The members of the crowd who had just relieved themselves rushed back as the band launched into The Real Me, but for some reason, very few people were standing, unlike the first set. The band seemed to get just slightly out of sync on I’m One. This was exacerbated on The Punk and the Godfather. During the first chorus, something went wrong with Simon’s acoustic. He was unable to play for a little while, but Pete carried the song’s guitar part well enough, and Simon’s electric was brought out and used for the rest of the song. Roger executed his vocals well despite these issues; I don’t recall him missing any of the many words in Punk’s various sections. He was also able hit the high note on “stutter” twice, passing it off to the crowd the third time (not enough people knew the line for their to be an audible sing-along). 5:15 was rather short, and Pete seemed quite unhappy for the duration of it. Afterwards, he apologized to the crowd, explained that he was experimenting with different guitars for different songs, and that this time it just didn’t work out (“My hands are cold, I’m old, I have a cold” he said, chuckling). Drowned went a good deal better. Pulling off a tight ending required much eye contact between Pete and conductor. The Rock’s intricacies were somewhat swallowed up by the acoustics of the venue unfortunately, and Pete messed up the entrance and exit of his lead guitar part, the only time I’ve ever heard of such a mistake being made on a performance of this track. Just before the section of The Rock which quotes Love Reign O’er Me began, a chilled, wet breeze brought those of us in the covered seats a taste of the weather outside. Loren Gold ushered in Love Reign O’er Me itself with a fantastic piano solo; noticeably a different style from anything John Corey or Rabbit ever did. Roger hit his notes, but no one seemed to have any inkling that he was, as usual, lip-syncing the big scream after Pete’s solo.

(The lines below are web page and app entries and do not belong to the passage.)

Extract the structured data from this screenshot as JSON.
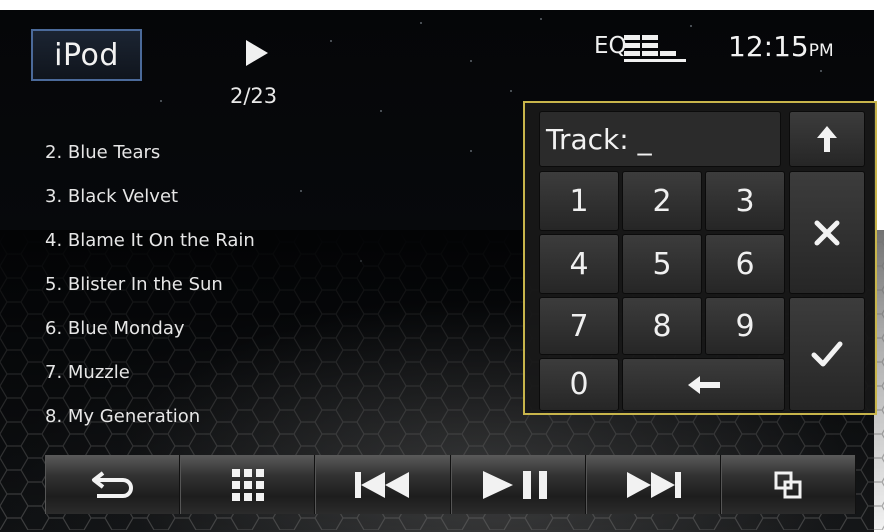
{
  "header": {
    "source_label": "iPod",
    "track_position": "2/23",
    "eq_label": "EQ",
    "clock_time": "12:15",
    "clock_ampm": "PM"
  },
  "tracks": [
    "2. Blue Tears",
    "3. Black Velvet",
    "4. Blame It On the Rain",
    "5. Blister In the Sun",
    "6. Blue Monday",
    "7. Muzzle",
    "8. My Generation"
  ],
  "keypad": {
    "track_field_text": "Track: _",
    "digits": [
      "1",
      "2",
      "3",
      "4",
      "5",
      "6",
      "7",
      "8",
      "9",
      "0"
    ]
  },
  "icons": {
    "up": "arrow-up-icon",
    "clear": "close-icon",
    "confirm": "checkmark-icon",
    "backspace": "arrow-left-icon"
  },
  "colors": {
    "keypad_border": "#c8b54b",
    "source_border": "#4b6a9a"
  }
}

Nor did they care that their cheering drowned out the falsetto he sang at the end. Pete did the band introductions, and then the legendary synth track for Baba O’Riley started, drawing the biggest cheer of the night. Roger wasn’t quite as strong on the high Cs as he is sometimes, but it was good enough, and hard to tell with all of the crowd singing along. The violinist who is touring with the band approached Pete closely during her solo in an attempt to build chemistry, visibly cheering him up. She finished hit the last note of her solo right on time with the rest of band, except for Pete and Zak. The former then jumped as a cue to Zak for the final beat, but Zak missed it. Roger gave his usual end-of-show spiel about how the show could never have happened if it weren’t for Pete’s songwriting. Pete returned the compliment, saying he admires Roger’s courage and audacity, and adding “you know what means? It means he’s a mad f*cker.”
Support Act: Peter Wolf